The violin contestants were certainly engaging. This was a high-calibre bunch, especially considering the relatively modest first prize of €12,000, a recording on Orchid Classics and solo concert engagements with up to ten top orchestras.

Possibly because other prominent competitions are taking place this year – notably the Queen Elisabeth and Tchaikovsky contests – the majority of participants were comparatively young, making for particularly exciting and fresh performances in repertoire spanning solo Bach; virtuoso works by Paganini, Ernst and Kreisler, among others; Beethoven sonatas; Mozart concertos; and 19th- and 20th-century concertos – including, of course, the Nielsen Violin Concerto.

By the time I’d arrived for part one of the finals, six violinists had been whittled down to just three by way of the Mozart concerto round – in which each player had conducted a reduced Odense Symphony Orchestra from the instrument. First up in the spacious and acoustically clear Odense Concert Hall was 22-year-old Anna Agafia Egholm, from Denmark, who performed Shostakovich’s First Concerto with the full Odense Symphony Orchestra conducted by Yaron Traub.

While the lightness and purity of Mozart had eluded her somewhat, the larger Shostakovich played very much to her strengths – an attractive, darkly warm tone in its lyrical passages and full-bodied muscularity in its runs and double-stops. This was a confident performance, powerful and generous, and in no way aggressive or forced.

French violinist Marie-Astrid Hulot, aged 21, followed in a very different but equally compelling performance of the popular Violin Concerto by Korngold. Her refined delicacy and slightly narrow vibrato did much to combat the work’s schmaltzier characteristics, and although her passagework sometimes felt a little breathless, her clear, resonant tone – especially in the upper register – allowed her to rise above the dense orchestral forces as she clearly enjoyed their tuneful accompaniment.

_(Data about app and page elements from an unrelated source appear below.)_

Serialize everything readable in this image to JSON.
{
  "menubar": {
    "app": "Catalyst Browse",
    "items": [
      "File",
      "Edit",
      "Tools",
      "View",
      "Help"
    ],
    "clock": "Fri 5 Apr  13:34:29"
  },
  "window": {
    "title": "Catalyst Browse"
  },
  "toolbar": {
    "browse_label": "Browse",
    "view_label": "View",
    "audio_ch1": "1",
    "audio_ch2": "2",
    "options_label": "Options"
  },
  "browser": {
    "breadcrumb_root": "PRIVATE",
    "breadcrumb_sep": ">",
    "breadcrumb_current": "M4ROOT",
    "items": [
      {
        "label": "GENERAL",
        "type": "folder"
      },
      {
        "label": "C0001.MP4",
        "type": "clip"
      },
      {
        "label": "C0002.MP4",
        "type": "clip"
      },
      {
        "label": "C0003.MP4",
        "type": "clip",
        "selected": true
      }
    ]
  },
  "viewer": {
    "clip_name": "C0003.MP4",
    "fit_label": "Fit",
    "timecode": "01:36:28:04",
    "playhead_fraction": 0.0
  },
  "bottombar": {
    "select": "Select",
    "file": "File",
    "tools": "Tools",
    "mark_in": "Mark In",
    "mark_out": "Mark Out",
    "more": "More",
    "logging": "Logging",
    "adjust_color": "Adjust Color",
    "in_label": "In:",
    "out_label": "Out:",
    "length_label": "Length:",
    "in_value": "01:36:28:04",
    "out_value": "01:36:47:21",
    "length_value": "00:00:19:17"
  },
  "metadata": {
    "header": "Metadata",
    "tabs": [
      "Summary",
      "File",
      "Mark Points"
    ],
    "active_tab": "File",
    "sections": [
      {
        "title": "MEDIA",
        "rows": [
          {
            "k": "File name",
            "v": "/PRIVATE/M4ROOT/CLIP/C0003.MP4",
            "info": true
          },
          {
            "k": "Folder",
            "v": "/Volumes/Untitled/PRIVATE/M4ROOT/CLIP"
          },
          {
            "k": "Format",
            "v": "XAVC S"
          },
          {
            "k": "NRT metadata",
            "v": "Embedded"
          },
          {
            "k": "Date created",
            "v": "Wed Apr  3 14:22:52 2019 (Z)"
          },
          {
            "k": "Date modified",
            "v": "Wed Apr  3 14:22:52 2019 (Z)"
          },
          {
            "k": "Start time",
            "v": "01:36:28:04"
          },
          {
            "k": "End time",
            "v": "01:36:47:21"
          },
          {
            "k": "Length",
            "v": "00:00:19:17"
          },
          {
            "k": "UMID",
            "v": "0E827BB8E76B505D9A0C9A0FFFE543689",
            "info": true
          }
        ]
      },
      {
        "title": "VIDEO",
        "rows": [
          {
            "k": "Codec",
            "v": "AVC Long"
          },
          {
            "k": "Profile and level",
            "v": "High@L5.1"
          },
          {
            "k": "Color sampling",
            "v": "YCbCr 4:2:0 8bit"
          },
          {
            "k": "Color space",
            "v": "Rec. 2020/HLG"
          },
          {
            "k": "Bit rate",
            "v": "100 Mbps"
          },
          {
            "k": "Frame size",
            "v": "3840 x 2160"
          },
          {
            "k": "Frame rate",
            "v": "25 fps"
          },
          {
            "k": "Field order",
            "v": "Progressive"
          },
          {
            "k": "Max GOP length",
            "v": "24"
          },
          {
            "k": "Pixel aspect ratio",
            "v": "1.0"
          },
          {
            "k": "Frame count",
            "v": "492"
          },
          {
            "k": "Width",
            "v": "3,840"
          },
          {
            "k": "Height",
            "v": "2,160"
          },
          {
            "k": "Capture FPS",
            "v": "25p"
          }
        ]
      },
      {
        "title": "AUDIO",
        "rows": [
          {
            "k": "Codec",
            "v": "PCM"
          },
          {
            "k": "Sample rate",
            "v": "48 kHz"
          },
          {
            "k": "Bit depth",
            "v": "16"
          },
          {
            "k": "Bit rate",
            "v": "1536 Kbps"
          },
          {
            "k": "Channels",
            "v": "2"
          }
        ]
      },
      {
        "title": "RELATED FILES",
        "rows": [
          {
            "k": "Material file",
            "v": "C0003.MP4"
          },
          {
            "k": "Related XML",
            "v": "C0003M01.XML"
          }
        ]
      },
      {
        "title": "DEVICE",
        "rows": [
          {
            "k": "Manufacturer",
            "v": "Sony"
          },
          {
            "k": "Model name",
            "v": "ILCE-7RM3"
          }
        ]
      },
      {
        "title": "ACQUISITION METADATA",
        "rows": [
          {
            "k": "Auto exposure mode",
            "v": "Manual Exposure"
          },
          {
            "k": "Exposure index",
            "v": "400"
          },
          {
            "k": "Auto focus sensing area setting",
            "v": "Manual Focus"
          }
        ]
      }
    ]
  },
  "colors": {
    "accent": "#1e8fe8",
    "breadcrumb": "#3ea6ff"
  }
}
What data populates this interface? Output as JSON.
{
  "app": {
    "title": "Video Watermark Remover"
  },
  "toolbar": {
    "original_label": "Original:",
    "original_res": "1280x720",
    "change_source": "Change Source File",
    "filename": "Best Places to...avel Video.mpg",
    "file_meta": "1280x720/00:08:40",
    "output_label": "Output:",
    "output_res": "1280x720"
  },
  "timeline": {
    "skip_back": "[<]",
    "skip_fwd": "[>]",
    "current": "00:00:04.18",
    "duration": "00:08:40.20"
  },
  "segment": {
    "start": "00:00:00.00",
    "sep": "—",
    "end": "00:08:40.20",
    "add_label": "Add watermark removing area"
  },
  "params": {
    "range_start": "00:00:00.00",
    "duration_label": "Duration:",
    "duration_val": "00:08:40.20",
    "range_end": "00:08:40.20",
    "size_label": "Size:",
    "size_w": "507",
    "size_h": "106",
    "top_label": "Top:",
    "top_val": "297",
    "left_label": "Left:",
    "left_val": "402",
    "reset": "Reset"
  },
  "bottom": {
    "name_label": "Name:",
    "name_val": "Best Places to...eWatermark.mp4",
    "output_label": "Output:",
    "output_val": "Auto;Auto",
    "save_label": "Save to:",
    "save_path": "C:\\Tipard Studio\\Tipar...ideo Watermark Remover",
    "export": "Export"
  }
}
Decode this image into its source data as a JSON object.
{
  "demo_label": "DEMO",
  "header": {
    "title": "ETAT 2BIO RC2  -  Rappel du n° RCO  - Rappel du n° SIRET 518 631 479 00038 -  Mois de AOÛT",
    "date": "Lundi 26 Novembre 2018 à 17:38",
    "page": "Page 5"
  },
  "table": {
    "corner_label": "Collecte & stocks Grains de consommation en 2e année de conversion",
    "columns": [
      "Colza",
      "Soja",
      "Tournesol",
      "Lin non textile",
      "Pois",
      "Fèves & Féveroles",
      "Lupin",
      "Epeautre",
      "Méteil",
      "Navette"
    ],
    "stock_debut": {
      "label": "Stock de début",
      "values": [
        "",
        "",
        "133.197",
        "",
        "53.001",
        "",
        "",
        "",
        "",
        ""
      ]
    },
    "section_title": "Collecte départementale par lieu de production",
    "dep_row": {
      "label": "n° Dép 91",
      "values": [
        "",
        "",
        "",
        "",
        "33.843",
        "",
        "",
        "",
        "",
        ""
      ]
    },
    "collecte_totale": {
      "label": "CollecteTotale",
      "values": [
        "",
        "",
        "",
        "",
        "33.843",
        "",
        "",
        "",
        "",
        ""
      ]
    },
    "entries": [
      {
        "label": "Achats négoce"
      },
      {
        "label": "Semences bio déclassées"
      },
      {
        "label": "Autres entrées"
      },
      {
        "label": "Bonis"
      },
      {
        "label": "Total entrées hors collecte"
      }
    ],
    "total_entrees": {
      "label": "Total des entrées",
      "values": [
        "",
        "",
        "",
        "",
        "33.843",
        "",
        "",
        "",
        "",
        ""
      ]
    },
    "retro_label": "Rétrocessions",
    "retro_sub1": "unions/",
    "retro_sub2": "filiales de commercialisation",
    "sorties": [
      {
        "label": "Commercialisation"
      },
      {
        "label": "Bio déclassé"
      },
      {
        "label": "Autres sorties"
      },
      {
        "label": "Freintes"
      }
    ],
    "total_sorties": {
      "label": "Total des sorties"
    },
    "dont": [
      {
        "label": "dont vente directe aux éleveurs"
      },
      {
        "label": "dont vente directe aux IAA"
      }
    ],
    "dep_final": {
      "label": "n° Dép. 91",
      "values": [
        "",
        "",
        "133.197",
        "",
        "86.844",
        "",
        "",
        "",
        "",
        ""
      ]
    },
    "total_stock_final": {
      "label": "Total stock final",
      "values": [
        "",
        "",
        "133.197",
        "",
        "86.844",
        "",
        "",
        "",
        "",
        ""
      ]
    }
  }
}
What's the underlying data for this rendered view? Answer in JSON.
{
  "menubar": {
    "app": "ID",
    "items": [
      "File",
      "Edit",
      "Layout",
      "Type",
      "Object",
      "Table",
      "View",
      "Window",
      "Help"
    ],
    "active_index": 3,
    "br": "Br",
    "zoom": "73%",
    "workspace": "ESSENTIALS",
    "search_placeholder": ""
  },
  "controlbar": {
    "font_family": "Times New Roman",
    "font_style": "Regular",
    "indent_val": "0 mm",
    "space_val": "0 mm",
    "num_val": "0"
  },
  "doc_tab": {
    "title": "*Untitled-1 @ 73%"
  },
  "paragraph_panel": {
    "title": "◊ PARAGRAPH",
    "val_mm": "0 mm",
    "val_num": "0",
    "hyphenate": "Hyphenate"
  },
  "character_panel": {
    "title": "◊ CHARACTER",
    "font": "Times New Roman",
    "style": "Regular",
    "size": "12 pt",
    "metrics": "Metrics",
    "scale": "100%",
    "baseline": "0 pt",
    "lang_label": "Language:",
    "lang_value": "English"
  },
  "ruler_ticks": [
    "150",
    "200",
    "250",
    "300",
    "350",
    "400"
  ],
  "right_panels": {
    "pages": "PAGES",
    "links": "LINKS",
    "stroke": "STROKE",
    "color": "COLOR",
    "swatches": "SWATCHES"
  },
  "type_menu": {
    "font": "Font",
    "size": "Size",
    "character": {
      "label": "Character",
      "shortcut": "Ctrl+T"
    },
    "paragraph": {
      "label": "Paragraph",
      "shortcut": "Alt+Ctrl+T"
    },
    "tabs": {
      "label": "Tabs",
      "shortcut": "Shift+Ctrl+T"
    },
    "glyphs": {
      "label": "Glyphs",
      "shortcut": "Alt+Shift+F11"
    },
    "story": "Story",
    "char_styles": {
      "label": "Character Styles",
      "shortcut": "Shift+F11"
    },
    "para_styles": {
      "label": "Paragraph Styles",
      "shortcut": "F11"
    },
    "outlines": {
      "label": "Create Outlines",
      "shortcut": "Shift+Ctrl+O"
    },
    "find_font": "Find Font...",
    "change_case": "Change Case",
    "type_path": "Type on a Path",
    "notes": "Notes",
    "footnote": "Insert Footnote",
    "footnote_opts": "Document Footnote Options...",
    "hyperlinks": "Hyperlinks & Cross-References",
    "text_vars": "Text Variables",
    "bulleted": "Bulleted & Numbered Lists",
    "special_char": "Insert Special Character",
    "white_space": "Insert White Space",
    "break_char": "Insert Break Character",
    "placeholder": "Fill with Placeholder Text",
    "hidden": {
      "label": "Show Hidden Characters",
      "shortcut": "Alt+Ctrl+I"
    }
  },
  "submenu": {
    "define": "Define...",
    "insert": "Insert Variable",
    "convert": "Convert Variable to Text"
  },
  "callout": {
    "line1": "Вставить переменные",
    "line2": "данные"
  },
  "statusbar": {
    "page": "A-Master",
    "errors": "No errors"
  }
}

Marie-Astrid Hulot

Marie-Astrid Hulot
Source: Knud Erik Jørgensen

The revelation of the evening, however, came from 18-year-old Johan Dalene from Sweden, who produced perhaps the most individual performance of the Tchaikovsky Violin Concerto I have ever heard. Often conveyed with a certain gutsiness of tone, the work is too frequently bogged down by the weight of its various iconic interpretations.

By contrast, Dalene was supple and fleet of foot, introducing fluid yet perfectly controlled tempos so that the music flowed easily and never wallowed in its own sense of importance. His sound character was mercurial – incorporating rich deep tones as well as wispy sul tasto – and in the third movement his spiccato was a joy.

In the second part of the finals, held two days later (on 31 March), all three contestants squared up to the Nielsen Concerto – a mammoth work at around 35 minutes in length and highly challenging technically, with leaps and bounds encompassing the length of the fingerboard and multiple awkward string-crossings. Egholm performed first, again demonstrating her strong and attractive tone and particularly steady bow arm.

Johan Dalene produced perhaps the most individual performance of the Tchaikovsky Violin Concerto I have ever heard

However, this piece seemed to test her more than the Shostakovich, and at times she appeared to be battling against the music rather than working with it. By contrast, Hulot’s lighter and more fluid take was less of a struggle. Often she seemed to be floating above the central drama, which made for greater technical ease, but sacrificed a little of the emotional core.

Once more Dalene struck the right balance: more present than Hulot, but less challenged by the work’s unwieldy passages than Egholm. This was an incredibly varied and poised performance, unafraid to take the dynamic down to the smallest pianissimo and betraying not the slightest tremor when he played in the highest registers in moments of captivating stillness.

It came as no surprise, then, that Dalene took the top prize, followed by Hulot in second place and Egholm in third. More than many a recent contest, the Nielsen managed to find three musically mature performers, each of whom will no doubt forge interesting and diverse careers. Audiences following those careers will be the true winners in the long run.